In the matter of coalition building, millions of conservative and religious whites could be drawn to the nationalist movement if offered a more compelling political viewpoint. For example, one group, which provides Biblical answers to Christians on the need for immigration reform, is Jim Robb’s organization, Evangelicals for Immigration Reform. Many more members of the religious right could be receptive to a nationalist message if approached in the right way.
While racialist and nationalist Christians need to find a better framework and vocabulary for their views, agnostic and atheistic racialists could find much to learn from the example of the religious right. When encouraged not to lead a hermit-like existence, the religious right has a strong ability to confront tough social issues in a very public and brazen way. Its people are always willing to talk about their issues anywhere and at any time, when others would be embarrassed. In so doing, they are continually finding converts. They have been the “shock troops” of the conservative movement for a long time. There are few other groups on the right that devote as much time as they do to advancing a cause they believe in. Whites need to understand that their racial cause is morally justified, and if the religious right grasps that idea it will be a tenacious advocate.

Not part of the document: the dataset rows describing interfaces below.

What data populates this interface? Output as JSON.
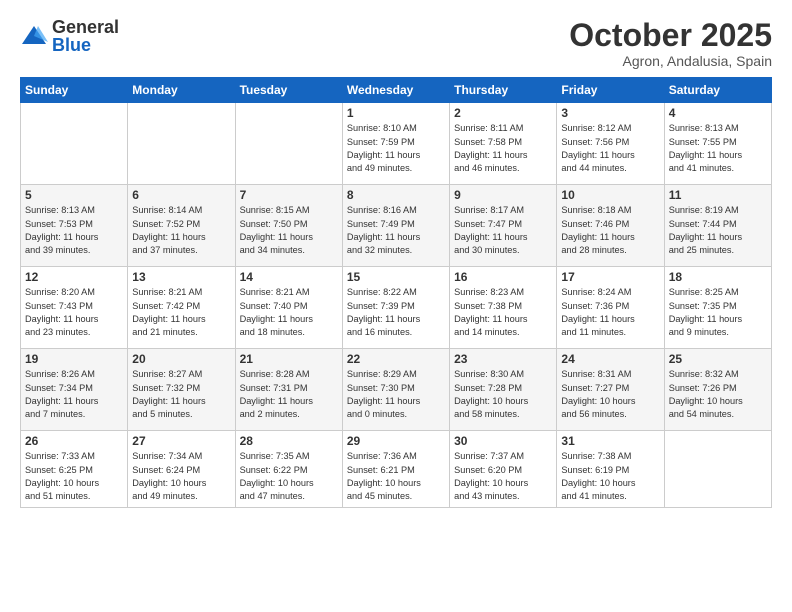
{
  "logo": {
    "general": "General",
    "blue": "Blue"
  },
  "header": {
    "month": "October 2025",
    "location": "Agron, Andalusia, Spain"
  },
  "weekdays": [
    "Sunday",
    "Monday",
    "Tuesday",
    "Wednesday",
    "Thursday",
    "Friday",
    "Saturday"
  ],
  "weeks": [
    [
      {
        "day": "",
        "info": ""
      },
      {
        "day": "",
        "info": ""
      },
      {
        "day": "",
        "info": ""
      },
      {
        "day": "1",
        "info": "Sunrise: 8:10 AM\nSunset: 7:59 PM\nDaylight: 11 hours\nand 49 minutes."
      },
      {
        "day": "2",
        "info": "Sunrise: 8:11 AM\nSunset: 7:58 PM\nDaylight: 11 hours\nand 46 minutes."
      },
      {
        "day": "3",
        "info": "Sunrise: 8:12 AM\nSunset: 7:56 PM\nDaylight: 11 hours\nand 44 minutes."
      },
      {
        "day": "4",
        "info": "Sunrise: 8:13 AM\nSunset: 7:55 PM\nDaylight: 11 hours\nand 41 minutes."
      }
    ],
    [
      {
        "day": "5",
        "info": "Sunrise: 8:13 AM\nSunset: 7:53 PM\nDaylight: 11 hours\nand 39 minutes."
      },
      {
        "day": "6",
        "info": "Sunrise: 8:14 AM\nSunset: 7:52 PM\nDaylight: 11 hours\nand 37 minutes."
      },
      {
        "day": "7",
        "info": "Sunrise: 8:15 AM\nSunset: 7:50 PM\nDaylight: 11 hours\nand 34 minutes."
      },
      {
        "day": "8",
        "info": "Sunrise: 8:16 AM\nSunset: 7:49 PM\nDaylight: 11 hours\nand 32 minutes."
      },
      {
        "day": "9",
        "info": "Sunrise: 8:17 AM\nSunset: 7:47 PM\nDaylight: 11 hours\nand 30 minutes."
      },
      {
        "day": "10",
        "info": "Sunrise: 8:18 AM\nSunset: 7:46 PM\nDaylight: 11 hours\nand 28 minutes."
      },
      {
        "day": "11",
        "info": "Sunrise: 8:19 AM\nSunset: 7:44 PM\nDaylight: 11 hours\nand 25 minutes."
      }
    ],
    [
      {
        "day": "12",
        "info": "Sunrise: 8:20 AM\nSunset: 7:43 PM\nDaylight: 11 hours\nand 23 minutes."
      },
      {
        "day": "13",
        "info": "Sunrise: 8:21 AM\nSunset: 7:42 PM\nDaylight: 11 hours\nand 21 minutes."
      },
      {
        "day": "14",
        "info": "Sunrise: 8:21 AM\nSunset: 7:40 PM\nDaylight: 11 hours\nand 18 minutes."
      },
      {
        "day": "15",
        "info": "Sunrise: 8:22 AM\nSunset: 7:39 PM\nDaylight: 11 hours\nand 16 minutes."
      },
      {
        "day": "16",
        "info": "Sunrise: 8:23 AM\nSunset: 7:38 PM\nDaylight: 11 hours\nand 14 minutes."
      },
      {
        "day": "17",
        "info": "Sunrise: 8:24 AM\nSunset: 7:36 PM\nDaylight: 11 hours\nand 11 minutes."
      },
      {
        "day": "18",
        "info": "Sunrise: 8:25 AM\nSunset: 7:35 PM\nDaylight: 11 hours\nand 9 minutes."
      }
    ],
    [
      {
        "day": "19",
        "info": "Sunrise: 8:26 AM\nSunset: 7:34 PM\nDaylight: 11 hours\nand 7 minutes."
      },
      {
        "day": "20",
        "info": "Sunrise: 8:27 AM\nSunset: 7:32 PM\nDaylight: 11 hours\nand 5 minutes."
      },
      {
        "day": "21",
        "info": "Sunrise: 8:28 AM\nSunset: 7:31 PM\nDaylight: 11 hours\nand 2 minutes."
      },
      {
        "day": "22",
        "info": "Sunrise: 8:29 AM\nSunset: 7:30 PM\nDaylight: 11 hours\nand 0 minutes."
      },
      {
        "day": "23",
        "info": "Sunrise: 8:30 AM\nSunset: 7:28 PM\nDaylight: 10 hours\nand 58 minutes."
      },
      {
        "day": "24",
        "info": "Sunrise: 8:31 AM\nSunset: 7:27 PM\nDaylight: 10 hours\nand 56 minutes."
      },
      {
        "day": "25",
        "info": "Sunrise: 8:32 AM\nSunset: 7:26 PM\nDaylight: 10 hours\nand 54 minutes."
      }
    ],
    [
      {
        "day": "26",
        "info": "Sunrise: 7:33 AM\nSunset: 6:25 PM\nDaylight: 10 hours\nand 51 minutes."
      },
      {
        "day": "27",
        "info": "Sunrise: 7:34 AM\nSunset: 6:24 PM\nDaylight: 10 hours\nand 49 minutes."
      },
      {
        "day": "28",
        "info": "Sunrise: 7:35 AM\nSunset: 6:22 PM\nDaylight: 10 hours\nand 47 minutes."
      },
      {
        "day": "29",
        "info": "Sunrise: 7:36 AM\nSunset: 6:21 PM\nDaylight: 10 hours\nand 45 minutes."
      },
      {
        "day": "30",
        "info": "Sunrise: 7:37 AM\nSunset: 6:20 PM\nDaylight: 10 hours\nand 43 minutes."
      },
      {
        "day": "31",
        "info": "Sunrise: 7:38 AM\nSunset: 6:19 PM\nDaylight: 10 hours\nand 41 minutes."
      },
      {
        "day": "",
        "info": ""
      }
    ]
  ]
}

As a practical matter, people from the religious right show up at campaign headquarters to do the grunt work others disdain. They are good, hard-working, cheerful people, and are greatly appreciated on campaigns (even if some of them love to talk at length about religion while stuffing envelopes). You don’t have to beg them to volunteer. I wish an equal number of, say, immigration reform activists showed up to volunteer, but they do not. Christian activists help candidates get elected through volunteer work and donations, and that in turn gets repaid with staff appointments, and advancement of their political issues. It is through its own efforts that the religious right has gained influence.
Another lesson for racialists to learn from religious activists is that they persisted despite tremendous opposition from the media and even from the Republican Party itself. When the movement became more active in the late ’70s and ’80s, it began a strategy of slowly taking over Republican positions. Its people ran for school board, for county Republican officers, for RNC delegate, and so forth. They encountered heavy resistance from establishment Republicans, but prevailed due to their tenacity.
This approach increased greatly after Pat Robertson ran for President in the Republican primary in 1988. While he did not get the nomination, he ended up using his run as a vehicle to create the Christian Coalition (CC). This group in its heyday consisted of volunteers around the country who would distribute flyers and leaflets “rating” candidates. While the Christian Coalition was a bit crude and unsophisticated at first, it grew into a very savvy operation when Pat Robertson replaced himself with the slick operator Ralph Reed. The CC is now only a shell of what it once was, but it should serve as an example of what a committed group can do in the face of fierce, hostile opposition. It has not achieved all its goals, but it has accomplished far more through politics than it ever would have if its members had just stayed home.
Even though the CC is virtually gone, there are still millions of white Christian Americans who are waiting to hear the good news about white nationalism and why it is morally compatible with their faith. Whites do not have to jettison religion to accommodate racialism. All we lack is a kind of “American Renaissance” of the faith to lead us out of the spiritual quagmire. Religion and race can, and should be, mutually reinforcing. We are stronger together than we can ever be separately.